▶ _Required action_: How many lines in the entries below contain the string "twitter"? Reply with the number only.

[Data to examine]

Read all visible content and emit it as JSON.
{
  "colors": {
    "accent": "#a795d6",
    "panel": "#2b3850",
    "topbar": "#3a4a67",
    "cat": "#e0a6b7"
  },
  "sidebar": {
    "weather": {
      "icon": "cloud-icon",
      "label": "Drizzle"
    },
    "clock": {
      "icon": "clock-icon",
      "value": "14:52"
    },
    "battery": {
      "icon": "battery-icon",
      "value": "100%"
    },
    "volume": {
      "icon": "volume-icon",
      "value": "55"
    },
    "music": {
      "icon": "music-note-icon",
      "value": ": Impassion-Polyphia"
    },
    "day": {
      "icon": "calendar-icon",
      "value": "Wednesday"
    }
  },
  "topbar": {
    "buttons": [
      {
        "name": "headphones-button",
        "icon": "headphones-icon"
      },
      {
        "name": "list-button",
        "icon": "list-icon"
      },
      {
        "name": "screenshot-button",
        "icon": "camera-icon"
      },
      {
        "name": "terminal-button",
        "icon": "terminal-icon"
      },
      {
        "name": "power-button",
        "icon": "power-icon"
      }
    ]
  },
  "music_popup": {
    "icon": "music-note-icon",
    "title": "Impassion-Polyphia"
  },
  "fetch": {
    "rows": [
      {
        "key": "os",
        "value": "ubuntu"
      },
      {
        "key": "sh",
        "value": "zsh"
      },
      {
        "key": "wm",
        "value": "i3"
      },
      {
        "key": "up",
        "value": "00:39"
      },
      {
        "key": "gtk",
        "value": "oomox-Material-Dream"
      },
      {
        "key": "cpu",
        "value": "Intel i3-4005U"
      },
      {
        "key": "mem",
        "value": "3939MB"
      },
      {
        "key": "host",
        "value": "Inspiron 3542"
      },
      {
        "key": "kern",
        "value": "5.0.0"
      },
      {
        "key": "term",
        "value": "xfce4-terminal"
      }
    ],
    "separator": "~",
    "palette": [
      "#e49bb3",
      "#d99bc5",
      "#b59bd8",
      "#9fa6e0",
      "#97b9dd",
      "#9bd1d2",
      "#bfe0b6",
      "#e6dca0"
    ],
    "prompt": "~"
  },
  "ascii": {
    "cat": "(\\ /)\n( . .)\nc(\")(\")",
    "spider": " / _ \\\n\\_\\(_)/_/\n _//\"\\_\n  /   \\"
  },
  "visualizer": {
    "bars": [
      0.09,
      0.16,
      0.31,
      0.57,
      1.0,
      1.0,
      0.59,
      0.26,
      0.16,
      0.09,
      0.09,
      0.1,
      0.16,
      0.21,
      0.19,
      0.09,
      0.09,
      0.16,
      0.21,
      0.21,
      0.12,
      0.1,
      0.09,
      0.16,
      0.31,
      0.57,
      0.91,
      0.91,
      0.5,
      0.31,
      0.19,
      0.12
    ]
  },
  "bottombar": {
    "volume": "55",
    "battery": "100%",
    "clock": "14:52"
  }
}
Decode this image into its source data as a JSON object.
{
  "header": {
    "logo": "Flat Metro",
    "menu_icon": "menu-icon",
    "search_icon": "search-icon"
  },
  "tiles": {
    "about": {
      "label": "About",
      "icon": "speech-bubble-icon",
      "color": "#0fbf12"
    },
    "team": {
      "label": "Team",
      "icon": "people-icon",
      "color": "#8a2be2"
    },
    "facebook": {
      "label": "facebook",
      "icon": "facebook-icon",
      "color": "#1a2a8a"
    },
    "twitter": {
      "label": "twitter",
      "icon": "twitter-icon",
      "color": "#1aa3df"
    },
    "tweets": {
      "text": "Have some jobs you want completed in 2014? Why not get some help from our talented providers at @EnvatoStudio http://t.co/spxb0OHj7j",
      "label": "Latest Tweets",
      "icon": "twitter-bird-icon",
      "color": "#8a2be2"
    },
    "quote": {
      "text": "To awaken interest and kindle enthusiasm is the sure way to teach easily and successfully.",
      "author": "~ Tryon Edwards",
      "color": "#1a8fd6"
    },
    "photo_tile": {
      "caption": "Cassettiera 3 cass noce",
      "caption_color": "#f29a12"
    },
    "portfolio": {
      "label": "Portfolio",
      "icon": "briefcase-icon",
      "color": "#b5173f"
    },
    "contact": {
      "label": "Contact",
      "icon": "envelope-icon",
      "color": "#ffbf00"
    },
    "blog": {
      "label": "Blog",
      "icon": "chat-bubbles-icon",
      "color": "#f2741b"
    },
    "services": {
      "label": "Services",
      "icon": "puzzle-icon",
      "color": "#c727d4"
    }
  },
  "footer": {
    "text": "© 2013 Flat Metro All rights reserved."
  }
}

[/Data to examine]

▶ _Task output_: 4